Allegheny Health Network Cancer Specialists Urge Research Into Individual Risk for Women with Noninvasive Breast Tumors
Ductal carcinoma in situ (DCIS), a noninvasive breast cancer that some doctors are now arguing is over-treated, needs to be evaluated according to each woman’s risk, and more research is needed to better evaluate that risk, two Allegheny Health Network oncologists write in the Journal of the National Cancer Institute. DCIS represents up to 25% of new breast cancer diagnosis.
Pittsburgh, PA (PRWEB) October 11, 2013
Ductal carcinoma in situ (DCIS), a noninvasive breast cancer that some doctors are now arguing is over-treated, needs to be evaluated according to each woman’s risk and more research is required to better evaluate that risk, two Allegheny Health Network oncologists write in the Journal of the National Cancer Institute.
Once an uncommon finding, DCIS now represents up to 25 percent of new breast cancer cases, likely because of the increased use of mammography and breast MRI, the latter of which more effectively detects the disease.
D. Lawrence Wickerham, MD, Director of the Division of Cancer Genetics at Allegheny General Hospital (AGH) and Associate Chairman of the National Surgical Adjuvant Breast and Bowel Project (NSABP), and Thomas B. Julian, MD, Associate Director of the Breast Care Center at AGH and Senior Surgical Director of Medical Affairs, NSABP, also argue that refraining from calling DCIS “cancer,” as some physicians are suggesting, would be little more than a “semantic exercise” that would likely not change women’s decisions on treatment.
Somewhat less than half of DCIS proceeds to invasive cancer and most women choose breast-conserving surgery to remove the tumor.
Drs. Wickerham and Julian write that when DCIS does develop into invasive breast cancer, it carries an increased mortality risk.
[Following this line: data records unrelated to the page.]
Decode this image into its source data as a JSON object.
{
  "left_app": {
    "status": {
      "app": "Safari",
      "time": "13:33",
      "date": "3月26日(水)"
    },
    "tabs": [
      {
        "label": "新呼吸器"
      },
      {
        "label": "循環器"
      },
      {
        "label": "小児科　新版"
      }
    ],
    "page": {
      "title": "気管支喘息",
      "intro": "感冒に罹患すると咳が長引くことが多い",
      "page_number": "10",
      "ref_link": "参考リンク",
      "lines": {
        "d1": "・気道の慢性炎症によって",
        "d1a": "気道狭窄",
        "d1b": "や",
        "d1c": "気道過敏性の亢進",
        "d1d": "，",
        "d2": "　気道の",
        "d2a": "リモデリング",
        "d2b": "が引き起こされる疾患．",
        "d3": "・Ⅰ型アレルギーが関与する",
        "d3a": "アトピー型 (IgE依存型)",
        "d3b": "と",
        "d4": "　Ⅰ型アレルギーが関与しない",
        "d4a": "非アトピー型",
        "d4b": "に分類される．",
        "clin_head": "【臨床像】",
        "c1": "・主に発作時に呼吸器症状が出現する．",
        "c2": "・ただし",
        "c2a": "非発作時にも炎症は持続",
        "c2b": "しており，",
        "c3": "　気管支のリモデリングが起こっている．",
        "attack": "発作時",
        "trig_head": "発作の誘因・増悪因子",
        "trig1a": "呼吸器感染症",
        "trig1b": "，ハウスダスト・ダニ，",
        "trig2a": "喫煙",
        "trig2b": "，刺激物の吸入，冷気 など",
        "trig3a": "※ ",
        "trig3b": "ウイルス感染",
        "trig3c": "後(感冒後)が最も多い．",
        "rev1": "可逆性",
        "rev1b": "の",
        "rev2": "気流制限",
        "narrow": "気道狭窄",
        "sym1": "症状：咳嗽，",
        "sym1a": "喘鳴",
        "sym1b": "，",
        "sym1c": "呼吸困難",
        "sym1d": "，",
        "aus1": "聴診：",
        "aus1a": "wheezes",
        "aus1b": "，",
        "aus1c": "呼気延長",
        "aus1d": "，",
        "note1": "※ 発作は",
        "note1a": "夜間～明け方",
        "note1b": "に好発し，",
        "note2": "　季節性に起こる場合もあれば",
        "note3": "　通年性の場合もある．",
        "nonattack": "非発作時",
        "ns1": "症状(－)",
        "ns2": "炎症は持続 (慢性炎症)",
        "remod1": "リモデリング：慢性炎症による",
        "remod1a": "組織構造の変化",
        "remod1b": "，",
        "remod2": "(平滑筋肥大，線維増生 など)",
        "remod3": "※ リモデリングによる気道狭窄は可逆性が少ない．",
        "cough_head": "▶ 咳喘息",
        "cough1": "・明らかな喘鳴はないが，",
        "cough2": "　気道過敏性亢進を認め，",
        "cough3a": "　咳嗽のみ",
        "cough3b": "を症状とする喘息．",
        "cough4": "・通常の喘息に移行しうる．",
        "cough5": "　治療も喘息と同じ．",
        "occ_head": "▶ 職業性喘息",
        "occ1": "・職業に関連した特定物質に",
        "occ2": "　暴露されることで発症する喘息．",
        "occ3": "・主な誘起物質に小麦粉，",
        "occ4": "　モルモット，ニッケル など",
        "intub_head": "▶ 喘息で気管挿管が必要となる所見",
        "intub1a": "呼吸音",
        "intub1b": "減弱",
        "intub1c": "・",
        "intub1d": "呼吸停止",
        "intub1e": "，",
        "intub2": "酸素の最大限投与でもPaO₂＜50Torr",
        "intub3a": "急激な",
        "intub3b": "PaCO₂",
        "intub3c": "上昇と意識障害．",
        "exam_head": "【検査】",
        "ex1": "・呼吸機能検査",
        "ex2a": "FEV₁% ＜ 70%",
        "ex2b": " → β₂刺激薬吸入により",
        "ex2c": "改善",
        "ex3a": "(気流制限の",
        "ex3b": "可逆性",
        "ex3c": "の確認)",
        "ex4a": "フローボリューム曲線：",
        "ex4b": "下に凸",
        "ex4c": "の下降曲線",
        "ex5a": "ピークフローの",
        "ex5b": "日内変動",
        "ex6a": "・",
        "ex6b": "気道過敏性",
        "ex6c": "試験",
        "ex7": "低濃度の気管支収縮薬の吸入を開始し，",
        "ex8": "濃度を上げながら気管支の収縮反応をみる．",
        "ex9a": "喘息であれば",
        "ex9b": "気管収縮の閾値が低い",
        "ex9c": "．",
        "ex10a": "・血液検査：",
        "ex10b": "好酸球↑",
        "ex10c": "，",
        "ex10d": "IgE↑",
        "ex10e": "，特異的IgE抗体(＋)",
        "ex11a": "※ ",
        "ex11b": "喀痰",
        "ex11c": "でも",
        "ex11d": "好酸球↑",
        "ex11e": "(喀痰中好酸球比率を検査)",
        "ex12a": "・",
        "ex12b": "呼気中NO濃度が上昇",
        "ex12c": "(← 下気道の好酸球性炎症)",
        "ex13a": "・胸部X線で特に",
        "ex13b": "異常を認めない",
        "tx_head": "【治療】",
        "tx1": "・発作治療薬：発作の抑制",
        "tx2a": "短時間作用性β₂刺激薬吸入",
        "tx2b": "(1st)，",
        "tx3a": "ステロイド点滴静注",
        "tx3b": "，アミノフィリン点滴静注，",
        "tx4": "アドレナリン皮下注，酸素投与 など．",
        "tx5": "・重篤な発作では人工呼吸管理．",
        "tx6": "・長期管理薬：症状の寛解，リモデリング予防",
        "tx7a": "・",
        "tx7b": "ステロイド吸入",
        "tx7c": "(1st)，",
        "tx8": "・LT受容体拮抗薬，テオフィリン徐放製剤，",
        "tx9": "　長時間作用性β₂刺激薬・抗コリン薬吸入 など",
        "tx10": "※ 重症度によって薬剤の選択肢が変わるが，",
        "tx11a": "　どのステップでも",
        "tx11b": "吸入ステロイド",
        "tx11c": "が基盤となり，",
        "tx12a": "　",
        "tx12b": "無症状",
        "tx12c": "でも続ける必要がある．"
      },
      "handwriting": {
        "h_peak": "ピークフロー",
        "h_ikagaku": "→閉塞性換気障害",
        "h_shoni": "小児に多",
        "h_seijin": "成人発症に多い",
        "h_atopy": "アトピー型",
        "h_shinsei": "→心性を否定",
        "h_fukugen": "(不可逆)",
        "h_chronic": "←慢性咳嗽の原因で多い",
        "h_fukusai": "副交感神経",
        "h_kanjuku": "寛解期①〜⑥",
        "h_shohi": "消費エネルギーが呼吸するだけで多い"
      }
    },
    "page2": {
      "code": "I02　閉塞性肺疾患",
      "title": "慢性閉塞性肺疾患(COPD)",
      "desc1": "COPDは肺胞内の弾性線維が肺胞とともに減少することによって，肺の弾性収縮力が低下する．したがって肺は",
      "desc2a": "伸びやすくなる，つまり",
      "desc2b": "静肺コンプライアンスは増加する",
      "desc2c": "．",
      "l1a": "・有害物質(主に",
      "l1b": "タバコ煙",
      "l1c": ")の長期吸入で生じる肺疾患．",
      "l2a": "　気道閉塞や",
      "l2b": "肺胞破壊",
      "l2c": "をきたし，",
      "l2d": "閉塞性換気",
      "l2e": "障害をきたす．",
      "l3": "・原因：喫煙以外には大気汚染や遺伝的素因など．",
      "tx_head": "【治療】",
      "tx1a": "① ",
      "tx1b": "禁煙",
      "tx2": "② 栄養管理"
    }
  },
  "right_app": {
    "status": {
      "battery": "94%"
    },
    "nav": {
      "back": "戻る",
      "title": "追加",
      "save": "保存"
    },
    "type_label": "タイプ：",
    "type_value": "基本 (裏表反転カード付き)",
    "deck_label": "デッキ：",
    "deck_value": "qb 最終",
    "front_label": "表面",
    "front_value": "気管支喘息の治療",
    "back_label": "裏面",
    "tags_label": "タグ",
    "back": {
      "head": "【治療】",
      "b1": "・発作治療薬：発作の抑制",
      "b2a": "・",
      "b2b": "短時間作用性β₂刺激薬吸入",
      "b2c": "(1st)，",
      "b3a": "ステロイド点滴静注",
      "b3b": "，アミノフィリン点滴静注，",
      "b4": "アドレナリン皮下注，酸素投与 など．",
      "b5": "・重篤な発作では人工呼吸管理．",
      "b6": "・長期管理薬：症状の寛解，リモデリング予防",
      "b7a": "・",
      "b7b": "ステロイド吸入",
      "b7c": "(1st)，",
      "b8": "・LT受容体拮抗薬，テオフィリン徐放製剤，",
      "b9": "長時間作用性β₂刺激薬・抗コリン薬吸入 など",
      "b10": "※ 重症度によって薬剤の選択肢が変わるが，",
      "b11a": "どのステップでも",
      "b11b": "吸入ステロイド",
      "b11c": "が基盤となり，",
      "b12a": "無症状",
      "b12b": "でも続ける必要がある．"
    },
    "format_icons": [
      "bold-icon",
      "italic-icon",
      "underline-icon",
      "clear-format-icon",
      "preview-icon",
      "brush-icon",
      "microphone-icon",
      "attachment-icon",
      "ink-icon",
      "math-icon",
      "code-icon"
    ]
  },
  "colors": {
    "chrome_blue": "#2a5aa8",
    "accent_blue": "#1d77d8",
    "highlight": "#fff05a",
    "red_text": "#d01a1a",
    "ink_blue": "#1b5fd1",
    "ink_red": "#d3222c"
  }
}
At present, doctors cannot predict whether any woman’s DCIS will be aggressive.
“In the breast clinic, it might be nice to avoid the label ‘breast cancer’ when speaking of or to DCIS patients, along with the fear and anxiety that can accompany those words,” Drs. Wickerham and Julian write. “Nevertheless, we do need to inform our patients that DCIS, by any name, is more than a minor medical nuisance.”
The best solution would be to develop the ability to identify each DCIS patient’s likely prognosis and response to various therapies, Drs. Wickerham and Julian write.
The Oncotype DX genetic test, which is showing promise in predicting breast cancer recurrence, is a step in the right direction in this regard.
“At a time when we are beginning to use biologically based assessments in the treatment of patients with invasive breast cancer, we should attempt the same for those with DCIS,” the doctors write.
More research into the molecular biology and genetics of this entity are needed to help DCIS patients, and studies of these patients’ educational and psychosocial needs are also needed to assist them in making the best decision about treatment for their individual case.
For the original version on PRWeb visit: http://www.prweb.com/releases/2013/10/prweb11219905.htm